The team are very young, friendly and great to work with. They are very welcoming and try to help you as much as they can. It was great fun to discuss about all different topics of the social live, economy or religion in Egypt. I enjoyed coming to work and stay the seven hours in office. Few of my colleges become friend and I hope to see them again.
While I was working an Egyptian college invited me and a other college to visit his hometown (2 hours south of Cairo) and join the family for his sisters wedding. That was one of tow trips related to the NGO. The other trip went more souths to a small Christian community, which celebrated a local festival. I had a good time in both of my trips. It was a great change to come out of Cairo, see the rest of Egypt and get a better understanding for the country as a hole.
So sum my experience up I enjoy my stay in Cairo a lot. Mainly because of the city and its citizens. It was easy for me to get in contact with really nice people. They showed me around and we had a great time together.
Everyone who wants to explore the Middle East should come to see Cairo and The Center for Arab West Understanding is a great change to do so.
Mohamed al- Shawky (Egypt) BA Commerce, Beni Suef University, July - September 2014
I am really happy writing my experience in my last day attending a social media internship at Center of Arab West Understanding (CAWU) having been there from June 29 to Sep 4, 2014.
I started on the first day of Ramadan (the most special of months), so I learned how to work in pressing conditions and how to improve in accomplishing these responsibilities during them. It was the first training programme I have been enrolled in.
It was a really beautiful experience that allowed me to create new friendships with respected Egyptians and international friends who I received in my town Beni Suef to attend my sister’s wedding party. It made me learn how to treat others in an official work capacity, with a good board and coordinators. We visited other NGOs and celebrated many occasions, and did different fantastic activities like visiting a church watching moulid (a Christian celebration) and visiting Emarat Al-Insan foundation.
Now, I am counting down the few hours before finishing and moving on feeling good and with the nice memories of CAWU, hoping for my desired future: filled with success, honor and flourish.
Noura El- Guindy (Egypt) BA Law, Tanta University, August – September 2014
My internship at CAWU was my first experience in an Egyptian NGO’s work environment, and I think, in all honesty, it was worth spending almost my entire summer vacation away from my hometown.
The expectations that I had, based on my phone interview, kind of met CAWU’s reality: a small organization in the calm district of Maadi, run by a team so friendly, and this is a signature attitude of the staff members in this place: they make every intern feel appreciated.
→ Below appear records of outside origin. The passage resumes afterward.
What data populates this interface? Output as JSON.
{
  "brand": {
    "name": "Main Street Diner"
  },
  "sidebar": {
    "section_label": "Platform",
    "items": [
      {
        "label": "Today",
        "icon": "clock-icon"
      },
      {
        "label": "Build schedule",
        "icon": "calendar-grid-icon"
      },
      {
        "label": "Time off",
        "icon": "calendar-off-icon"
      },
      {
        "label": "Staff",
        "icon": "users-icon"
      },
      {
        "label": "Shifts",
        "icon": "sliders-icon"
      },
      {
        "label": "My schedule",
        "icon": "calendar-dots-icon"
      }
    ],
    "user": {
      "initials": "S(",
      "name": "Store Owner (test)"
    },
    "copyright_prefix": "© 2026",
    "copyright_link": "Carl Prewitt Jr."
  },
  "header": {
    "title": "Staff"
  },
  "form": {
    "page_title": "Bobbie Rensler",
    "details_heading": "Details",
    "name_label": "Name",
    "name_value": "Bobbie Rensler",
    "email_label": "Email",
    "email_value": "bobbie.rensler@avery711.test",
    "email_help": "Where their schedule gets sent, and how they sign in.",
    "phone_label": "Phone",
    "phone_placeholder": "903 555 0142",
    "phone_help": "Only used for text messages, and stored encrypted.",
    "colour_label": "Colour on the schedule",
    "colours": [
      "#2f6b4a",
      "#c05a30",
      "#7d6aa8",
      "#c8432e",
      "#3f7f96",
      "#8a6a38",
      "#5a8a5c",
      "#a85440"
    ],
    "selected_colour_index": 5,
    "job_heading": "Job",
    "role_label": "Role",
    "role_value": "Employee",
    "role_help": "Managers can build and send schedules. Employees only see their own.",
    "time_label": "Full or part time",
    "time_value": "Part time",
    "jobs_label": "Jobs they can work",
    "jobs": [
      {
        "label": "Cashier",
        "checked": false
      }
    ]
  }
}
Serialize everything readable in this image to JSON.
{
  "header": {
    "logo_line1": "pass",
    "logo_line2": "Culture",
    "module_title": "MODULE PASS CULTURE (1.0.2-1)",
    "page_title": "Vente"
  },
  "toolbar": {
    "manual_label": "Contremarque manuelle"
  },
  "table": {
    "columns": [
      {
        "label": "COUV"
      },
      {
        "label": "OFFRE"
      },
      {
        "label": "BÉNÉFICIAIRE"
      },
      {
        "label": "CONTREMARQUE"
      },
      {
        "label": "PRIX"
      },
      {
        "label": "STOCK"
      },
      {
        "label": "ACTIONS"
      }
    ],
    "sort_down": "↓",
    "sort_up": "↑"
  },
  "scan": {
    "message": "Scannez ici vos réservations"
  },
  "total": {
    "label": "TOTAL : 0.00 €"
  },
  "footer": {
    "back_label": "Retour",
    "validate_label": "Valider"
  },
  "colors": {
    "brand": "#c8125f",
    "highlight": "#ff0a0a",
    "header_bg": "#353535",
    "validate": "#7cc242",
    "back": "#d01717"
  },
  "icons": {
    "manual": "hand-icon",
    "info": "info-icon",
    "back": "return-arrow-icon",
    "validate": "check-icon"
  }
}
I claim that the most interesting part of my internship was the outreach-related one, being an outreach intern I was responsible of coming up with initiatives and events that would increase CAWU’s visibility, a public relations position of sort, which was equally fun and useful in many respects. On the other hand, my administrative tasks were more than they ought to be and got me overwhelmed at some points. However, that was the only downside as far as I recall, and I believe the circumstances that led to the situation were exceptional.
That said, I recommend applying to CAWU for undergraduates, especially those who do not live in Cairo. My two-month stay there made me realize that it is not all about fluffy malls and cozy Zamalek - it's way more exciting! Just make sure to live it to the fullest, forget about the cabs during your stay and take a happy microbus!
I will always smile knowingly when I walk down Sawaris square as if: “Hey, I was here!” And being there, I surely had some good time.